About this exercise
Count each line below that has the word "Terms" in it, and give only the total.

Data shown
────
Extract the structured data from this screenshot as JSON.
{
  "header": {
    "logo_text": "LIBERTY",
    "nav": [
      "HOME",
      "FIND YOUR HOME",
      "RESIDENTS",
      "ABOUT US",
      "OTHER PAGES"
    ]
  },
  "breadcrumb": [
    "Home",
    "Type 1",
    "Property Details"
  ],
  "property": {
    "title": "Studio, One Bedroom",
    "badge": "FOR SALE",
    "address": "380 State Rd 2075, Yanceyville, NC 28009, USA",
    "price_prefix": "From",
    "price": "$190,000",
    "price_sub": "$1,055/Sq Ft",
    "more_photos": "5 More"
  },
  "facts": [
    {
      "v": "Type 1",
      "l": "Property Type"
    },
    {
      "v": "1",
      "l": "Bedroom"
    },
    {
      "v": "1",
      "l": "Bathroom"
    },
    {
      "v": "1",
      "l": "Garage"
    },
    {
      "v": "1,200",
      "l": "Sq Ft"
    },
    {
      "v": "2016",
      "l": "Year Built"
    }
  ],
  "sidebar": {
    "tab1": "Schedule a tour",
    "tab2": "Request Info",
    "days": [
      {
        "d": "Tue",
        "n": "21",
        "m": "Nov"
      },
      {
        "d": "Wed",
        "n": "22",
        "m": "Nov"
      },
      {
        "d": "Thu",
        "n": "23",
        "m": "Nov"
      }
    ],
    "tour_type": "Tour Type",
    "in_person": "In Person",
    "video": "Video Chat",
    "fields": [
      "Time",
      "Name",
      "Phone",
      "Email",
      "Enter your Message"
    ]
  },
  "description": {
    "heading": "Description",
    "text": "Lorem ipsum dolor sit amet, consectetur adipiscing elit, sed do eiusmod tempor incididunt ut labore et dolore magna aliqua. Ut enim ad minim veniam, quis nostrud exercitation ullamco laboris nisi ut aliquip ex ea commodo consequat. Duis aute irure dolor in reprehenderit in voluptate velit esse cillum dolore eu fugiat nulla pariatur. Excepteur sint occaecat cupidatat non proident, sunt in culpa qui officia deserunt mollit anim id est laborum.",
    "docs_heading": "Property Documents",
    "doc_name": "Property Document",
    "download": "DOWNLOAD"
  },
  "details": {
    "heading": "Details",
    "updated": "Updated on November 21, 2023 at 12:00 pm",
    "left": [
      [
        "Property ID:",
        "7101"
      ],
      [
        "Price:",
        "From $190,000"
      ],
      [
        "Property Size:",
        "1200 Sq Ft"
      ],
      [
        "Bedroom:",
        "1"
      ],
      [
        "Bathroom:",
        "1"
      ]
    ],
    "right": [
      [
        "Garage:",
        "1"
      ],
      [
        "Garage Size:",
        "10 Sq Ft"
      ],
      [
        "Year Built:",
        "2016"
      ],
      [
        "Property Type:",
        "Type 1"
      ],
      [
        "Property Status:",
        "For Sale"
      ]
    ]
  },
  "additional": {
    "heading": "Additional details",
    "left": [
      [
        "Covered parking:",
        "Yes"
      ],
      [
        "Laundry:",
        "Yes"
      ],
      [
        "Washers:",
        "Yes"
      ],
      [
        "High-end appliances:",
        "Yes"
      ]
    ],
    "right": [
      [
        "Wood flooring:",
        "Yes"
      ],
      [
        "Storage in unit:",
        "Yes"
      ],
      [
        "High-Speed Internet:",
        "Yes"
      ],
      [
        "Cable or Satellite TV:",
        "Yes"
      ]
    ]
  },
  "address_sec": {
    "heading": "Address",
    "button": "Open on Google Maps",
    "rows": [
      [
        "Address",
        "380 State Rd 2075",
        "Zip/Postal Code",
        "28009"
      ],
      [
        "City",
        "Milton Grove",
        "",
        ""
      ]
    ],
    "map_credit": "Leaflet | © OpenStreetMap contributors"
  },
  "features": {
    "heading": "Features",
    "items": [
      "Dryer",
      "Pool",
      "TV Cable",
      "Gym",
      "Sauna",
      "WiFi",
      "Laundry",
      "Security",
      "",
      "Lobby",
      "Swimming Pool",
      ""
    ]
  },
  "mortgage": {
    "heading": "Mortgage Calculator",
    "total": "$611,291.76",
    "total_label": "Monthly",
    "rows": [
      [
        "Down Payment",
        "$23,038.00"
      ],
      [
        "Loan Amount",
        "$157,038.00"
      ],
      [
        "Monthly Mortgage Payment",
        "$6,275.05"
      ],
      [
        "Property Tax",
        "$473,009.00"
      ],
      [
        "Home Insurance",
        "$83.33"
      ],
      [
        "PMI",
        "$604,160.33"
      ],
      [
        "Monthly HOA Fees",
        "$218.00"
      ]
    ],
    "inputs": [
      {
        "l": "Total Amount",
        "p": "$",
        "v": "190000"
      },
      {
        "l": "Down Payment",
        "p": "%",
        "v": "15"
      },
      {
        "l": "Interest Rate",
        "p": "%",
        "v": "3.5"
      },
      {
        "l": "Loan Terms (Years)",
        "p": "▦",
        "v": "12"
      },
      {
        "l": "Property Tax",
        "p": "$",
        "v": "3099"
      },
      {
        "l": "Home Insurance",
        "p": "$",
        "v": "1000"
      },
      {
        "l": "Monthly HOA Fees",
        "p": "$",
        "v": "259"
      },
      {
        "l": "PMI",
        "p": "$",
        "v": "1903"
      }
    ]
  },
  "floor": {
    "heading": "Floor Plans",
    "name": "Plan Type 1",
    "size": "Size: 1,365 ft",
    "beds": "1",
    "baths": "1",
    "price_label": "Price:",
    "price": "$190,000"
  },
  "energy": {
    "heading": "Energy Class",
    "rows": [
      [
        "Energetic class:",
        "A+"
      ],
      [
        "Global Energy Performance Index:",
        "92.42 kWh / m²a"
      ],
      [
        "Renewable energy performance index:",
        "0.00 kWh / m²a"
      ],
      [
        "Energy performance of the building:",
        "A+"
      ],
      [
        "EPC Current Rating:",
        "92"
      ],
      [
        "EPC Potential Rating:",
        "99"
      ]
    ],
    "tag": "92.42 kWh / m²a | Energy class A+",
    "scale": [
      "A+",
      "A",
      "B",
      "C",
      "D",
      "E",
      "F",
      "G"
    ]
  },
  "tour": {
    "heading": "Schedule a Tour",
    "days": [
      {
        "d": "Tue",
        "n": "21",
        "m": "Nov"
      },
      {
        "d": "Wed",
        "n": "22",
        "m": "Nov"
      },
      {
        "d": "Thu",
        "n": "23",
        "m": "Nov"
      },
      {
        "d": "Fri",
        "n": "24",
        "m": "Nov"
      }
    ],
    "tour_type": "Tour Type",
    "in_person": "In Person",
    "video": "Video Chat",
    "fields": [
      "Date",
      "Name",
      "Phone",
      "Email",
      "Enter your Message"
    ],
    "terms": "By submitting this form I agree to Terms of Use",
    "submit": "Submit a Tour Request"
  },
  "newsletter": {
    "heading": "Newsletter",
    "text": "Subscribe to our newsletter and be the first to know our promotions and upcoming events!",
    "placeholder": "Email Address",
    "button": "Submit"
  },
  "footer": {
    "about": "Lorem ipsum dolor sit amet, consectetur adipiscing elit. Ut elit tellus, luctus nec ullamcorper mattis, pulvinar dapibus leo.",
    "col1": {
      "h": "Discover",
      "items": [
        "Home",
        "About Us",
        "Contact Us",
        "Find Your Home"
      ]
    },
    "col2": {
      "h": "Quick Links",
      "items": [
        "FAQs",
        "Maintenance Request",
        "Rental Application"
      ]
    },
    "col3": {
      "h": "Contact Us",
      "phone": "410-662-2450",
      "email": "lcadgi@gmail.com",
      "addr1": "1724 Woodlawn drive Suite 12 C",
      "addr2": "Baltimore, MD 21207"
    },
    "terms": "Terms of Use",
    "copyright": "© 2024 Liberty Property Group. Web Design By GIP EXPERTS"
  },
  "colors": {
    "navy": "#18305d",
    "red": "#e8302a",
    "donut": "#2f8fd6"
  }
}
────
Answer box
3